(Stored entries)
===

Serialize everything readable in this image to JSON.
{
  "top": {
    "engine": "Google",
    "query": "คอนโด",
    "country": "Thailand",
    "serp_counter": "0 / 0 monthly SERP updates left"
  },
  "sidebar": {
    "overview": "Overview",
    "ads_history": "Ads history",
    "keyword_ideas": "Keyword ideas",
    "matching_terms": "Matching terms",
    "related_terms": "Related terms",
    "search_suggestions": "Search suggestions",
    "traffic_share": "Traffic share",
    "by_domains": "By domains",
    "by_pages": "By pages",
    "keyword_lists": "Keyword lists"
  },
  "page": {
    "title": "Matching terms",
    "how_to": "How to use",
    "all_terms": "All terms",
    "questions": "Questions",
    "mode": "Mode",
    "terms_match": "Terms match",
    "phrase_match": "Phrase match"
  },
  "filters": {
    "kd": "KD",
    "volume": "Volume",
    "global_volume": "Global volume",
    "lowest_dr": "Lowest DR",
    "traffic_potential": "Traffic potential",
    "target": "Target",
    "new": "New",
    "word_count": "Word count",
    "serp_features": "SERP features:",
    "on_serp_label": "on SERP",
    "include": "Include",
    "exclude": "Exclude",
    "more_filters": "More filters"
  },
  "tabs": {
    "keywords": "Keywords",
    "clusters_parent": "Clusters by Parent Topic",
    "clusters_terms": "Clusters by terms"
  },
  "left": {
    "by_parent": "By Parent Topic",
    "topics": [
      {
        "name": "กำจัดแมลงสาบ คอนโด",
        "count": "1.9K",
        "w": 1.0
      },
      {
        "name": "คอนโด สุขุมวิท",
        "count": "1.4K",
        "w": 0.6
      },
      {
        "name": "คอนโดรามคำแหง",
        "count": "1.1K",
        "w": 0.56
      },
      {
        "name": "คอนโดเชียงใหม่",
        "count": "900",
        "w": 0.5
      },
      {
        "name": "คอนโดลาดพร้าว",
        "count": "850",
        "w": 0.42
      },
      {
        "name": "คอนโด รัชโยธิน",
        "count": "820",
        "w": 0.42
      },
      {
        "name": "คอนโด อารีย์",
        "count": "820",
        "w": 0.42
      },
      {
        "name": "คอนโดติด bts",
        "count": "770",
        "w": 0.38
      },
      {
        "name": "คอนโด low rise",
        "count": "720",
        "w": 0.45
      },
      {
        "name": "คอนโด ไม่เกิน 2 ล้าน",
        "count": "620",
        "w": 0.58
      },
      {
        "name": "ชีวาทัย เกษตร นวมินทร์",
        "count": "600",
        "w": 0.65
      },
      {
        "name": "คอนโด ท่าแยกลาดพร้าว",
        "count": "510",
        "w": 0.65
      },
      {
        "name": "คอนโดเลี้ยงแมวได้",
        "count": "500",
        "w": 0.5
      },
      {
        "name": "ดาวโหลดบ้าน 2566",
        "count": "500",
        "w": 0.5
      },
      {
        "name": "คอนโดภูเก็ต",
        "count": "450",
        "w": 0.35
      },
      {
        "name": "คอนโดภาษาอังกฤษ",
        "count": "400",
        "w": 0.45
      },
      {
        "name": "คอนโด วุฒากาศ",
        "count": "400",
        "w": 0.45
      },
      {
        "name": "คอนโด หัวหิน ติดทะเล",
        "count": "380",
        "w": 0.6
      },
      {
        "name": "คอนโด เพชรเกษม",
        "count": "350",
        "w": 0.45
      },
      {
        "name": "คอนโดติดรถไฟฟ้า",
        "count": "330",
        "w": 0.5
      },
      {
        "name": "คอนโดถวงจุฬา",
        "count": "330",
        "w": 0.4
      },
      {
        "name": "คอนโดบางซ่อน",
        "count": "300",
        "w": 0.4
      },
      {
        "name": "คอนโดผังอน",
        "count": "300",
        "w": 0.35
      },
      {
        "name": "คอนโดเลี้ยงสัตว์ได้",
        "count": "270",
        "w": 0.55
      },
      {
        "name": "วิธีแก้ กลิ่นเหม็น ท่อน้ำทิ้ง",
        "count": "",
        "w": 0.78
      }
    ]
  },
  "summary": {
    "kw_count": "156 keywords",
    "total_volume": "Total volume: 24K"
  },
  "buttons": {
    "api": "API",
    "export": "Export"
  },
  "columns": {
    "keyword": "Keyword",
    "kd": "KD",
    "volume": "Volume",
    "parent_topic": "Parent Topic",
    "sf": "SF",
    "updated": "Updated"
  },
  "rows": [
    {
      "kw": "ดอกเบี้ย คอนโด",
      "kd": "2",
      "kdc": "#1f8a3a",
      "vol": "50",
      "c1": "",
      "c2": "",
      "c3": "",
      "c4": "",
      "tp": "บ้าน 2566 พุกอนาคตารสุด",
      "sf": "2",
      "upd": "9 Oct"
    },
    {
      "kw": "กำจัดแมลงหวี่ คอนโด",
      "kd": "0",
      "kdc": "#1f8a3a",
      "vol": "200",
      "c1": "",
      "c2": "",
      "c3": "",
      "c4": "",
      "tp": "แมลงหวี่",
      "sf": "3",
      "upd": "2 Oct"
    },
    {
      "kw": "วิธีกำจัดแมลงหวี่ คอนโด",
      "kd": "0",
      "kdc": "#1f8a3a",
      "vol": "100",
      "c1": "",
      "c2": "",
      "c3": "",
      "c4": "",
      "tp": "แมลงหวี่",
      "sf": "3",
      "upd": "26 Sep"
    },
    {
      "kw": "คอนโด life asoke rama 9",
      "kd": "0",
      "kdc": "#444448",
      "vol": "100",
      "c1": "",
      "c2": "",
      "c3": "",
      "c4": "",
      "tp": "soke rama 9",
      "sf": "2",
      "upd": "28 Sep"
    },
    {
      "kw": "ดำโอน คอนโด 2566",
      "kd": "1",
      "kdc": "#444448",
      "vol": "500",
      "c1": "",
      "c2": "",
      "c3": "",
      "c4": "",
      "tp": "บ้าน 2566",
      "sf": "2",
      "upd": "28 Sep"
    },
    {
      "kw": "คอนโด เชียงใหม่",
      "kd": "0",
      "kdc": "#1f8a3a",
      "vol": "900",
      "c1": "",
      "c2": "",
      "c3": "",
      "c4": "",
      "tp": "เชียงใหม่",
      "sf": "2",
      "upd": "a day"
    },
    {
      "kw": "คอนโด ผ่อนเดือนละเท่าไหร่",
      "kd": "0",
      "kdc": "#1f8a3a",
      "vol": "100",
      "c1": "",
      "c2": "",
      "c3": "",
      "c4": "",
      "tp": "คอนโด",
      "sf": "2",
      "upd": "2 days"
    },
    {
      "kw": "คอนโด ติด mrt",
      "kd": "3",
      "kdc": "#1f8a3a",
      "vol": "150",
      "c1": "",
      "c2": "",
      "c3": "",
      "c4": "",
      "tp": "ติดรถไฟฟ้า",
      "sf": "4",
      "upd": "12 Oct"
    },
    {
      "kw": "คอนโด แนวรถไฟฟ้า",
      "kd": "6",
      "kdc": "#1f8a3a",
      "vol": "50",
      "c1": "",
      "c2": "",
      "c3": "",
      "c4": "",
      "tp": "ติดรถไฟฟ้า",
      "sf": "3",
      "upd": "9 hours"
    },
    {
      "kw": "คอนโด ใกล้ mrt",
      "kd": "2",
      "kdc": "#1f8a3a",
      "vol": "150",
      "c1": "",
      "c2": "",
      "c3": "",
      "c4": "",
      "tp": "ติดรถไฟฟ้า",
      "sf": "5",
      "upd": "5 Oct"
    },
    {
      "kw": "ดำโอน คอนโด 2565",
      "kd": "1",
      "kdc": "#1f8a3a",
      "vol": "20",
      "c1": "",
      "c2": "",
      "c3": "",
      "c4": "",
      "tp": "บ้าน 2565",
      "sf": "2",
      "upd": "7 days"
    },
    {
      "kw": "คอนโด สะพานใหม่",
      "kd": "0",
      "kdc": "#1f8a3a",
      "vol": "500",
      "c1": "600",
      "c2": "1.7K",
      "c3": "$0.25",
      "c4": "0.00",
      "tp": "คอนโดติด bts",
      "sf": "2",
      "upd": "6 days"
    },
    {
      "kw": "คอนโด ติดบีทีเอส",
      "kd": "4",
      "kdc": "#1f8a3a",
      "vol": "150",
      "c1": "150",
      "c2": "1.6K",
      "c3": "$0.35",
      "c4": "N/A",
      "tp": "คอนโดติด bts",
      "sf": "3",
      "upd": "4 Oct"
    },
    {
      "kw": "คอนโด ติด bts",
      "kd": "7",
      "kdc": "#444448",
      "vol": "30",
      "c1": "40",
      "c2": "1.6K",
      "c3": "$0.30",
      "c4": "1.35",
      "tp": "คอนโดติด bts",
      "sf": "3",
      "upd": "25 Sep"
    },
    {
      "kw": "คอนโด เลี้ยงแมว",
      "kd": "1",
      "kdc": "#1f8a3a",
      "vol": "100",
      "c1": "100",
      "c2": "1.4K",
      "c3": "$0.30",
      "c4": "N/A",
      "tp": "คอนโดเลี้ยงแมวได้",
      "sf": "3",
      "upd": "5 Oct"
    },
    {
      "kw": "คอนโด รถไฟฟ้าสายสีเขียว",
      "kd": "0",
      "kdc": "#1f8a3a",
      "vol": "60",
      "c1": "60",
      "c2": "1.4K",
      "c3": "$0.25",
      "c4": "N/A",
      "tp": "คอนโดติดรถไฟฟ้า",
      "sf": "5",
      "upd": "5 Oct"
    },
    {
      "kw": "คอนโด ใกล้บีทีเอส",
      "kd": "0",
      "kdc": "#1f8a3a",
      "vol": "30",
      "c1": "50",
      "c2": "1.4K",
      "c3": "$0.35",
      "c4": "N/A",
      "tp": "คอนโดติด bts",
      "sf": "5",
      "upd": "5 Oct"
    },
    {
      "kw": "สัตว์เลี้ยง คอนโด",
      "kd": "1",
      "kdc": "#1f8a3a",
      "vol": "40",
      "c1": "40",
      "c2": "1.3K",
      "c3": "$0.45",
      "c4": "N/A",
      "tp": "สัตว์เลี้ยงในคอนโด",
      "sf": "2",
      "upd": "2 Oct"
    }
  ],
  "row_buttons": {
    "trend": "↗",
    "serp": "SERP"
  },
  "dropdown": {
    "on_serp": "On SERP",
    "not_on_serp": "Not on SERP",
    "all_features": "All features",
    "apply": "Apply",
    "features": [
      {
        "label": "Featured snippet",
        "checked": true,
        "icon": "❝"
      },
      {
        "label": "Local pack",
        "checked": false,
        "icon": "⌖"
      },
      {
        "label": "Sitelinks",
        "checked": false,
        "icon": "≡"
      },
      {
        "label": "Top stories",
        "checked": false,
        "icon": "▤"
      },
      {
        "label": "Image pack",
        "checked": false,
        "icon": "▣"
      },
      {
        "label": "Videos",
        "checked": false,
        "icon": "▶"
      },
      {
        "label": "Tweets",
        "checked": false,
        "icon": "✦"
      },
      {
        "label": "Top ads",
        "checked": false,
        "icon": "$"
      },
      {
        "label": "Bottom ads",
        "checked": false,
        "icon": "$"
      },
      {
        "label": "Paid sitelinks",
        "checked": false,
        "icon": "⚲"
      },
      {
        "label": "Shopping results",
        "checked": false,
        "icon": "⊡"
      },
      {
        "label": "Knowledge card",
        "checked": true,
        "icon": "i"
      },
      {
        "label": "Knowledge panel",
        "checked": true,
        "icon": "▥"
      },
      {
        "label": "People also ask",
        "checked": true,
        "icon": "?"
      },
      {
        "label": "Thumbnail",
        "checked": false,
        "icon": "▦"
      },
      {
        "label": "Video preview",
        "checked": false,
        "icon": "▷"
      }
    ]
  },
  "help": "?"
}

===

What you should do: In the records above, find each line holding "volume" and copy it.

Your response:
    "volume": "Volume",
    "global_volume": "Global volume",
    "total_volume": "Total volume: 24K"
    "volume": "Volume",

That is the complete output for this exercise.